Information Sharing

7 Golden Rules for Information Sharing

1. GDPR is not a barrier

Remember that data protection and regulation law is not intended as a barrier to info sharing – it helps us to share the right information, in the right way, for the right reasons. Never put management or organisation interests before the safety of others. The principle of confidentiality is not absolute, especially when it is to safeguard adults or children.

2. Be open and honest

Right from the start, be clear with the people we support (and/or their families where needed) what we hold, why we might share it, who might need to know. Try and get informed consent from the beginning where possible.

3. Seek advice

If in doubt, ask! Have confidence in checking with others. Talk to your safeguarding lead, or line manager. You do not have to disclose personal or identifying information to get someone else’s view, even if you talk to the police or the local authority.

4. Share with consent wherever possible

But respect the wish of those who do not consent. It is their right as an adult, where they have the mental capacity to make that decision. However, you may still decide to share the information without consent, where you can evidence that the need is:

  • in the public interest (e.g. other adults at risk, staff are implicated)
  • the adult, or someone else, is at very serious risk of harm
  • a serious crime has been committed
  • you suspect coercion or duress is involved in their decision
  • the person lacks the mental capacity to make the decision

5. Always consider the safety and well-being

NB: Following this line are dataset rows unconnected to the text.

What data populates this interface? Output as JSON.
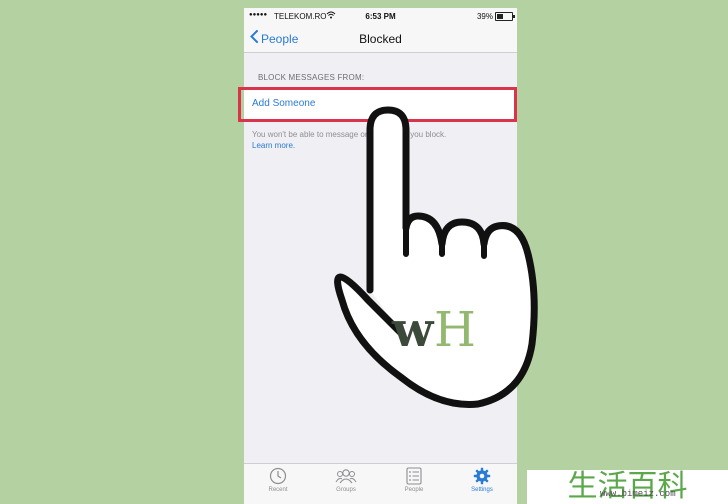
{
  "status_bar": {
    "signal": "●●●●●",
    "carrier": "TELEKOM.RO",
    "time": "6:53 PM",
    "battery": "39%"
  },
  "nav": {
    "back_label": "People",
    "title": "Blocked"
  },
  "section": {
    "header": "BLOCK MESSAGES FROM:",
    "cell_label": "Add Someone",
    "footer_text": "You won't be able to message or call people you block.",
    "footer_link": "Learn more."
  },
  "tabs": [
    {
      "label": "Recent",
      "icon": "clock-icon"
    },
    {
      "label": "Groups",
      "icon": "groups-icon"
    },
    {
      "label": "People",
      "icon": "people-list-icon"
    },
    {
      "label": "Settings",
      "icon": "gear-icon",
      "active": true
    }
  ],
  "overlay": {
    "logo_text": "wH",
    "watermark": "生活百科",
    "watermark_url": "www.bimeiz.com"
  },
  "colors": {
    "background": "#b4d1a1",
    "accent": "#2a7bd3",
    "highlight": "#d9344b"
  }
}
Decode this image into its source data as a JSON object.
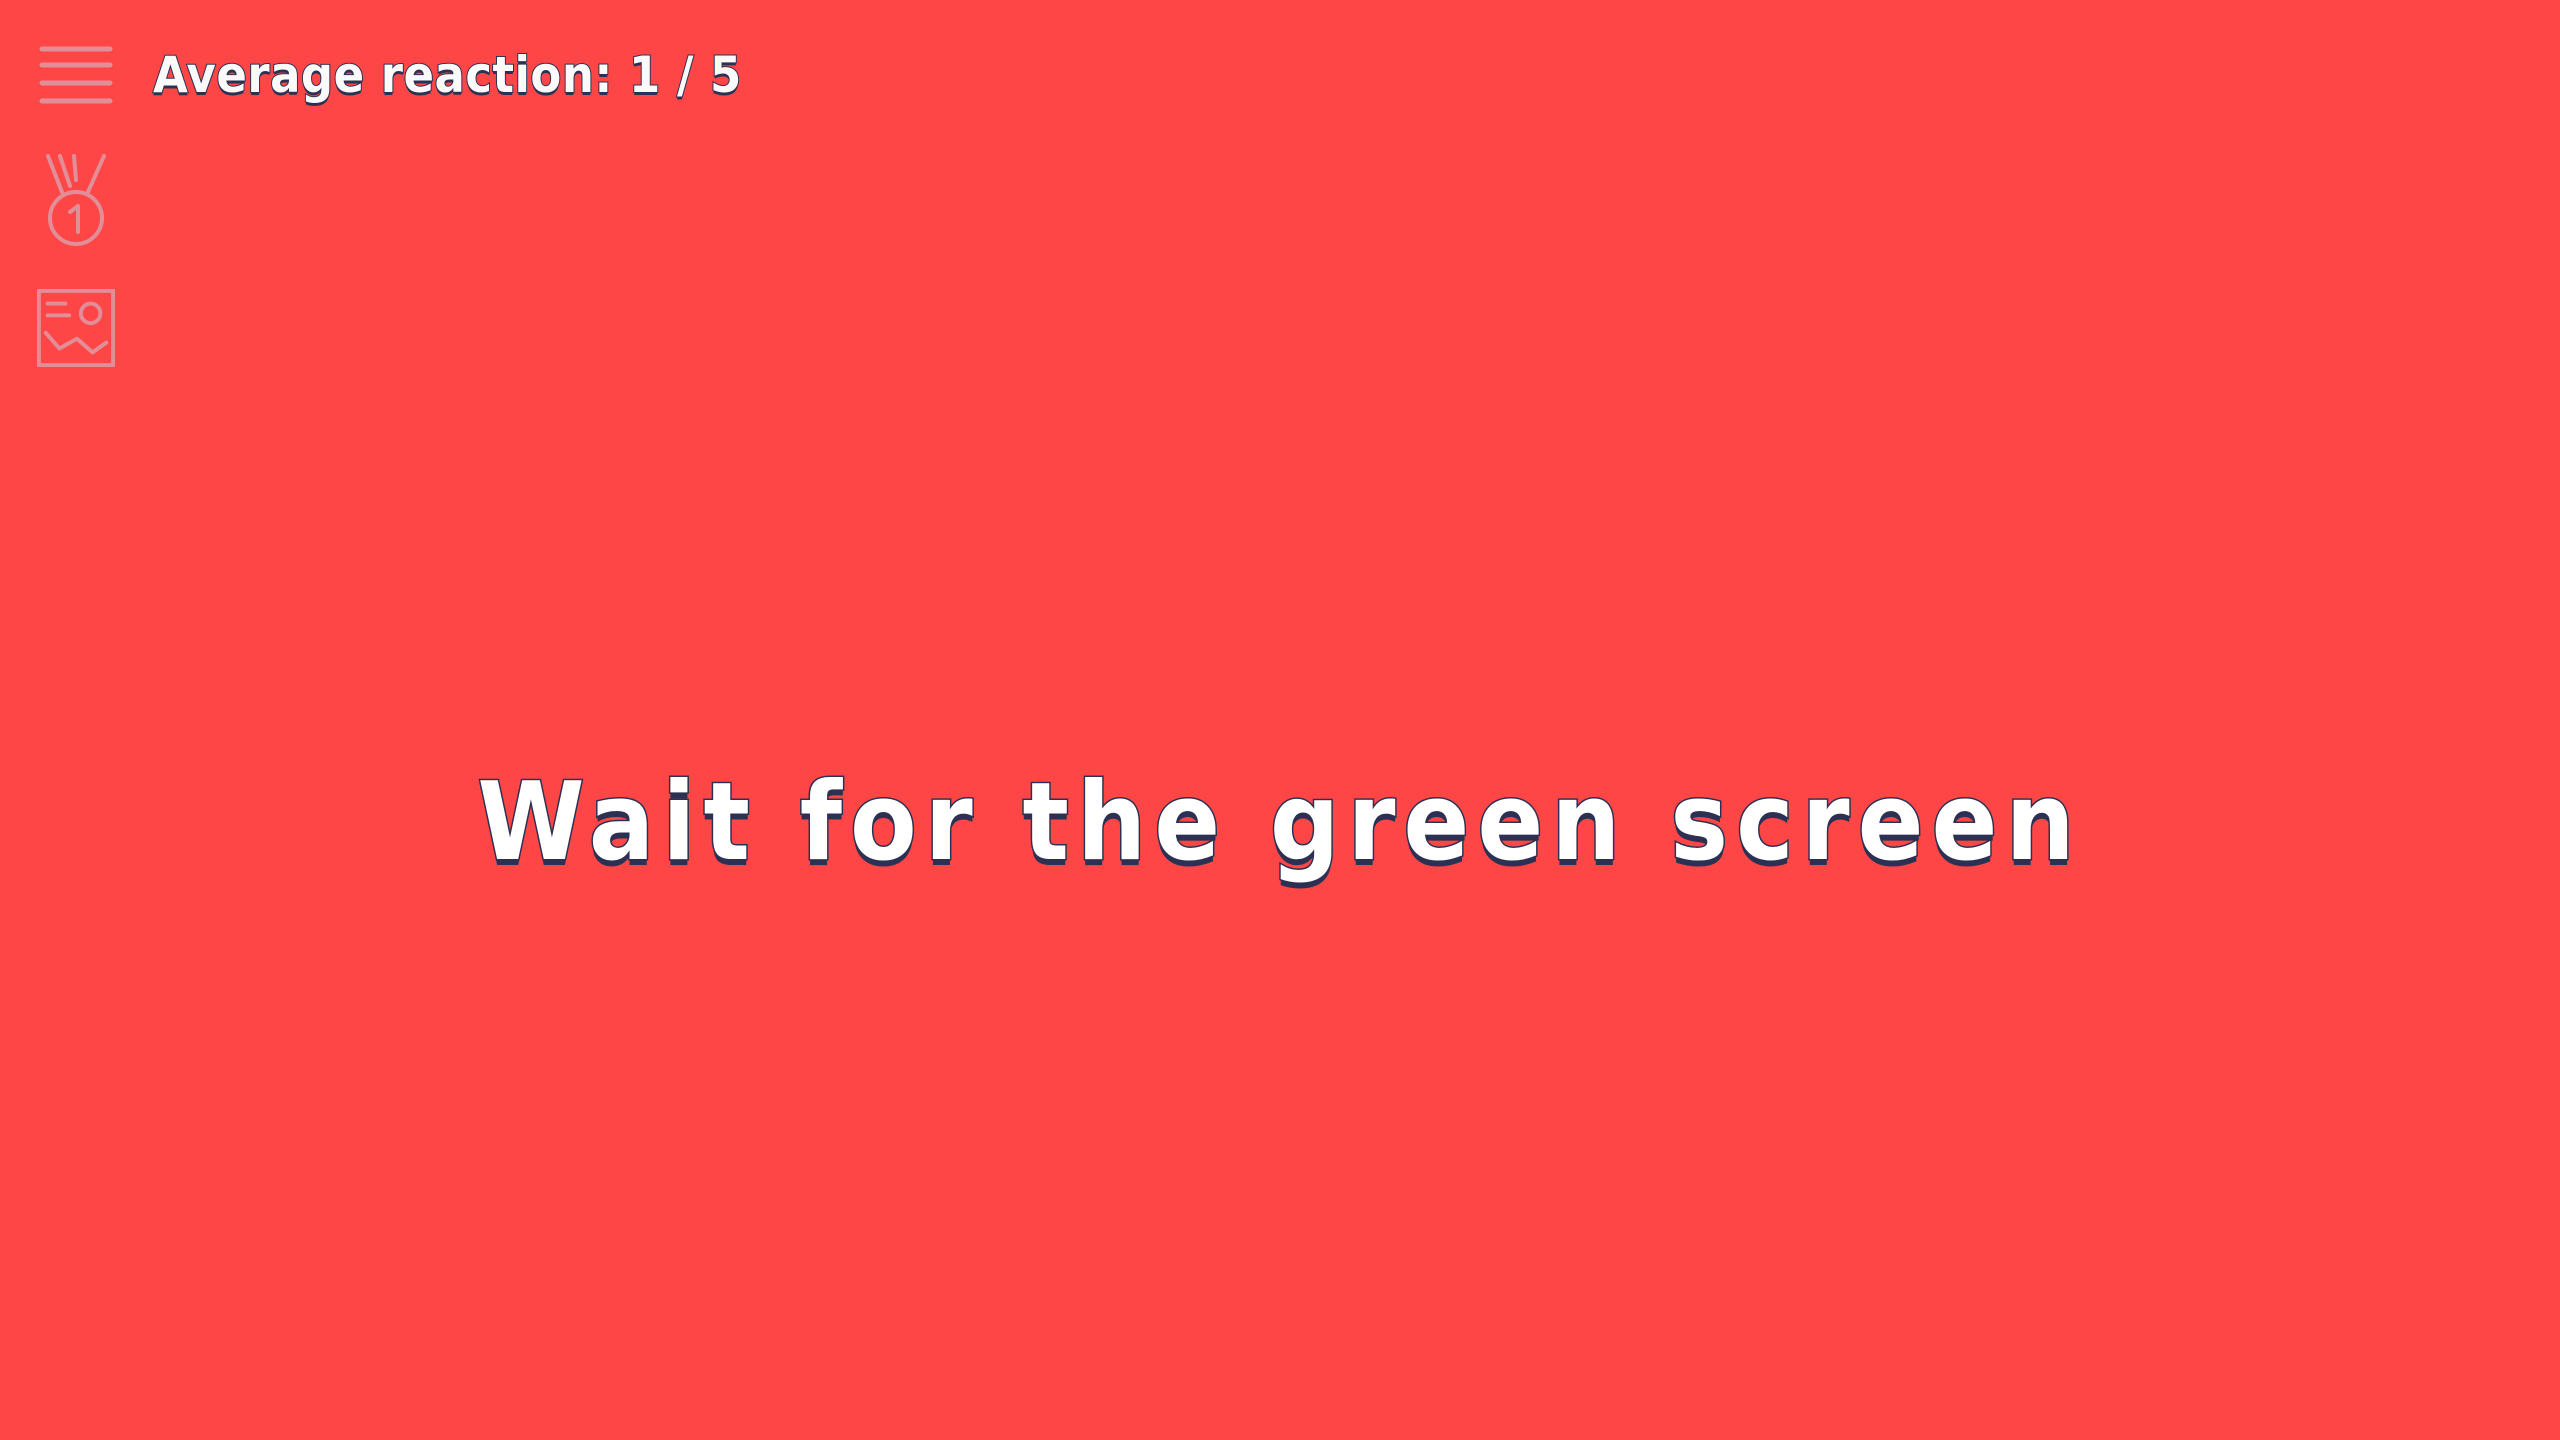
{
  "game": {
    "score_text": "Average reaction: 1 / 5",
    "message": "Wait for the green screen",
    "background_color": "#ff4646",
    "outline_color": "#2c3153"
  },
  "sidebar": {
    "items": [
      {
        "icon": "menu-icon"
      },
      {
        "icon": "medal-icon"
      },
      {
        "icon": "stats-image-icon"
      }
    ]
  }
}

What is the risk of not sharing the information? What will be the impact of sharing / not sharing – on the person, on anyone else involved.

6. Necessary, proportionate, relevant, accurate, timely and secure.

Check these key words. Is it the right information for the purpose? Is it being shared in the right format, with the right people? Is it accurate and up to date? Are you sharing promptly enough for the purpose intended? Think “need-to-know”.

7. Keep a record

Be clear what you have shared or chosen not to share. Why have you shared the information? Evidence how you came to that decision, and who you shared what with.

Adapted from SCIE Safeguarding Adults information sharing